[Dataset rows describing interfaces]
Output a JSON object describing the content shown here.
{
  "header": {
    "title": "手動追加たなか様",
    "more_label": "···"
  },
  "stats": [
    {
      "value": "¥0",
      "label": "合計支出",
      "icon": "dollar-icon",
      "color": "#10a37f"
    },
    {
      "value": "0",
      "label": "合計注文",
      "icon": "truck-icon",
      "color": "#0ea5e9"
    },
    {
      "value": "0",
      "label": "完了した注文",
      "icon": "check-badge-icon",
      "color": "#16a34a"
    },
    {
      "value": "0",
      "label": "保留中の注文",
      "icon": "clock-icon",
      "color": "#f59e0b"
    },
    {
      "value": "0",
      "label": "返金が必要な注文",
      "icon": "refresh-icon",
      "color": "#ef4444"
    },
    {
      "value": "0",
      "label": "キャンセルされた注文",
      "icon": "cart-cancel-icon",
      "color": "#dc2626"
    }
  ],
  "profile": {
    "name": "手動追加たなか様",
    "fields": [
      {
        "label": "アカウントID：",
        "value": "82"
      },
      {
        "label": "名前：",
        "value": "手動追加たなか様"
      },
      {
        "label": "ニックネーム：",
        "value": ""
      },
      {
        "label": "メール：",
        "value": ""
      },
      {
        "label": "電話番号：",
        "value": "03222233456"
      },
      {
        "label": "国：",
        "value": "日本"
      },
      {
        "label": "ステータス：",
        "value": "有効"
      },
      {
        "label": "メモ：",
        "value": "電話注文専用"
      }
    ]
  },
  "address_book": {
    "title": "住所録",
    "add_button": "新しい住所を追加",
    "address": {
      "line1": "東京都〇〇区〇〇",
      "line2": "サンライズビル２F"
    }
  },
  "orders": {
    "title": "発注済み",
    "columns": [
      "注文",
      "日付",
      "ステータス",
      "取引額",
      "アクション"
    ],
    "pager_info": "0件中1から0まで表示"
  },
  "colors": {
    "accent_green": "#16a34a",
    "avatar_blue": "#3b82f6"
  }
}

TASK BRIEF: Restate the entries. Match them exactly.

EXPECTED ANSWER:
Output a JSON object describing the content shown here.
{
  "header": {
    "title": "手動追加たなか様",
    "more_label": "···"
  },
  "stats": [
    {
      "value": "¥0",
      "label": "合計支出",
      "icon": "dollar-icon",
      "color": "#10a37f"
    },
    {
      "value": "0",
      "label": "合計注文",
      "icon": "truck-icon",
      "color": "#0ea5e9"
    },
    {
      "value": "0",
      "label": "完了した注文",
      "icon": "check-badge-icon",
      "color": "#16a34a"
    },
    {
      "value": "0",
      "label": "保留中の注文",
      "icon": "clock-icon",
      "color": "#f59e0b"
    },
    {
      "value": "0",
      "label": "返金が必要な注文",
      "icon": "refresh-icon",
      "color": "#ef4444"
    },
    {
      "value": "0",
      "label": "キャンセルされた注文",
      "icon": "cart-cancel-icon",
      "color": "#dc2626"
    }
  ],
  "profile": {
    "name": "手動追加たなか様",
    "fields": [
      {
        "label": "アカウントID：",
        "value": "82"
      },
      {
        "label": "名前：",
        "value": "手動追加たなか様"
      },
      {
        "label": "ニックネーム：",
        "value": ""
      },
      {
        "label": "メール：",
        "value": ""
      },
      {
        "label": "電話番号：",
        "value": "03222233456"
      },
      {
        "label": "国：",
        "value": "日本"
      },
      {
        "label": "ステータス：",
        "value": "有効"
      },
      {
        "label": "メモ：",
        "value": "電話注文専用"
      }
    ]
  },
  "address_book": {
    "title": "住所録",
    "add_button": "新しい住所を追加",
    "address": {
      "line1": "東京都〇〇区〇〇",
      "line2": "サンライズビル２F"
    }
  },
  "orders": {
    "title": "発注済み",
    "columns": [
      "注文",
      "日付",
      "ステータス",
      "取引額",
      "アクション"
    ],
    "pager_info": "0件中1から0まで表示"
  },
  "colors": {
    "accent_green": "#16a34a",
    "avatar_blue": "#3b82f6"
  }
}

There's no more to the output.